Randy Moore will be the first African American chief of the U.S. Forest Service, a 116-year-old agency that oversees 600 million acres of forestland.
Moore will take over for current chief Vicki Christiansen, who has led the agency since 2018, after she steps down late next month.
Since 2007, Moore has led the Forest Service’s Pacific Southwest Region, made up of 18 national forests in California, and he also oversees state and private forestry programs in Hawaii and the U.S.-affiliated Pacific Islands.
He has also previously led the agency’s Eastern Region.
In a statement announcing the promotion, Agriculture Secretary Tom VilsackTom VilsackUSDA: Farm-to-school programs help schools serve healthier meals OVERNIGHT MONEY: House poised to pass debt-ceiling bill MORE, whose department oversees the Forest Service, praised Moore's work on conservation and dealing with wildfires.

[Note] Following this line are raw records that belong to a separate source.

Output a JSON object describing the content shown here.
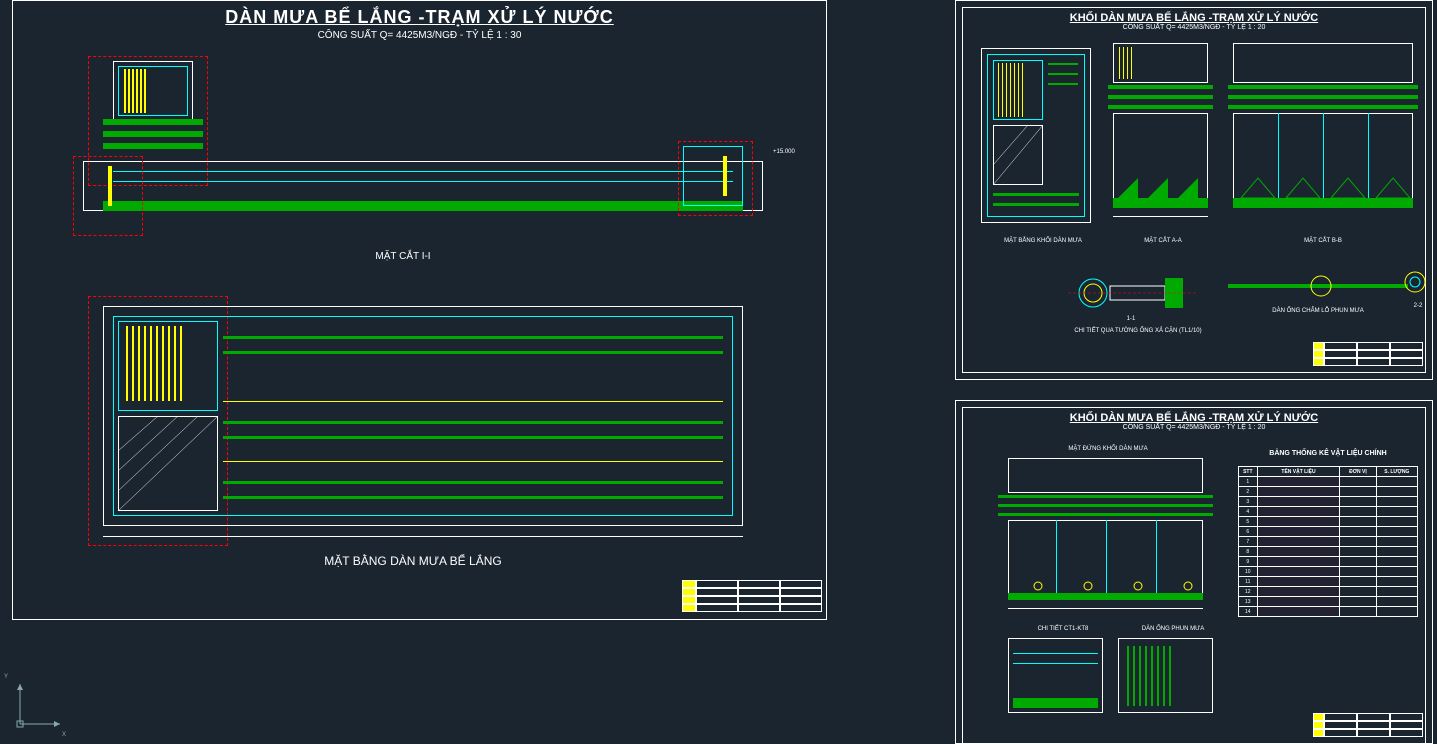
{
  "sheet1": {
    "title": "DÀN MƯA BỂ LẮNG -TRẠM XỬ LÝ NƯỚC",
    "subtitle": "CÔNG SUẤT Q= 4425M3/NGĐ - TỶ LỆ 1 : 30",
    "section_label": "MẶT CẮT I-I",
    "plan_label": "MẶT BẰNG DÀN MƯA BỂ LẮNG",
    "elevation_mark": "+15.000"
  },
  "sheet2": {
    "title": "KHỐI DÀN MƯA BỂ LẮNG -TRẠM XỬ LÝ NƯỚC",
    "subtitle": "CÔNG SUẤT Q= 4425M3/NGĐ - TỶ LỆ 1 : 20",
    "plan_label": "MẶT BẰNG KHỐI DÀN MƯA",
    "section_a": "MẶT CẮT A-A",
    "section_b": "MẶT CẮT B-B",
    "detail_pipe": "CHI TIẾT QUA TƯỜNG ỐNG XẢ CẶN (TL1/10)",
    "detail_11": "1-1",
    "detail_spray": "DÀN ỐNG CHẨM LỖ PHUN MƯA",
    "detail_22": "2-2"
  },
  "sheet3": {
    "title": "KHỐI DÀN MƯA BỂ LẮNG -TRẠM XỬ LÝ NƯỚC",
    "subtitle": "CÔNG SUẤT Q= 4425M3/NGĐ - TỶ LỆ 1 : 20",
    "elev_label": "MẶT ĐỨNG KHỐI DÀN MƯA",
    "detail_ct": "CHI TIẾT CT1-KT8",
    "detail_spray2": "DÀN ỐNG PHUN MƯA",
    "table_title": "BẢNG THỐNG KÊ VẬT LIỆU CHÍNH",
    "table_headers": {
      "c1": "STT",
      "c2": "TÊN VẬT LIỆU",
      "c3": "ĐƠN VỊ",
      "c4": "S. LƯỢNG"
    },
    "table_rows": [
      {
        "n": "1",
        "name": "",
        "unit": "",
        "qty": ""
      },
      {
        "n": "2",
        "name": "",
        "unit": "",
        "qty": ""
      },
      {
        "n": "3",
        "name": "",
        "unit": "",
        "qty": ""
      },
      {
        "n": "4",
        "name": "",
        "unit": "",
        "qty": ""
      },
      {
        "n": "5",
        "name": "",
        "unit": "",
        "qty": ""
      },
      {
        "n": "6",
        "name": "",
        "unit": "",
        "qty": ""
      },
      {
        "n": "7",
        "name": "",
        "unit": "",
        "qty": ""
      },
      {
        "n": "8",
        "name": "",
        "unit": "",
        "qty": ""
      },
      {
        "n": "9",
        "name": "",
        "unit": "",
        "qty": ""
      },
      {
        "n": "10",
        "name": "",
        "unit": "",
        "qty": ""
      },
      {
        "n": "11",
        "name": "",
        "unit": "",
        "qty": ""
      },
      {
        "n": "12",
        "name": "",
        "unit": "",
        "qty": ""
      },
      {
        "n": "13",
        "name": "",
        "unit": "",
        "qty": ""
      },
      {
        "n": "14",
        "name": "",
        "unit": "",
        "qty": ""
      }
    ]
  },
  "ucs": {
    "x": "X",
    "y": "Y"
  }
}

“Randy Moore has been a catalyst for change and creativity in carrying out the Forest Service’s mission to sustain the health, diversity and productivity of the nation's forests and grasslands to meet the needs of present and future generations,” Vilsack said.
“In his role as Regional Forester, Randy has been a conservation leader on the forefront of climate change, most notably leading the Region’s response to the dramatic increase in catastrophic wildfires in California over the last decade,” he added.
In addition to the 600 million acres of forest the agency is charged with stewarding, it also manages 193 million acres of public lands in 43 states and Puerto Rico.